“Nuclear weapons still have the potential to cause great harm, so these dying kicks of nuclear colonialism need to be stopped. In Britain, many are now promoting the TPNW while campaigning for ‘Nurses not Nukes’ and accusing Boris Johnson’s government of violating Non-Proliferation Treaty (NPT) obligations with recent policies that increase the role and numbers of UK nuclear weapons,” said Dr Johnson.
“ICAN’s recent nuclear spending report ‘Complicit’ deals with another dimension where civil society can exert very effective pressure. Not only does ICAN expose the high financial costs to the nuclear armed governments (and therefore people), but also names some of the major military-industrial and bureaucratic-academic profiteers”.
She said naming names is important, as civil society continues to lift the covers and expose the corrupt and dependent relations that have kept nuclear weapons in business since 1945.

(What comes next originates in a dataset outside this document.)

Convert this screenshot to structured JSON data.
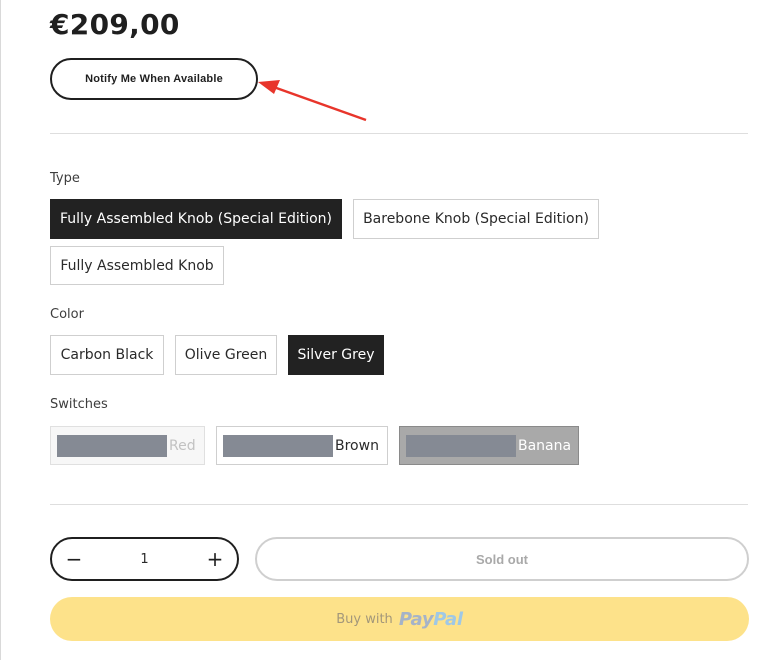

Thalif Deen is a former Director, Foreign Military Markets at Defence Marketing Services; Senior Defence Analyst at Forecast International; and military editor Middle East/Africa at Jane’s Information Group. He is also the co-author of “How to Survive a Nuclear Disaster” (New Century,1981).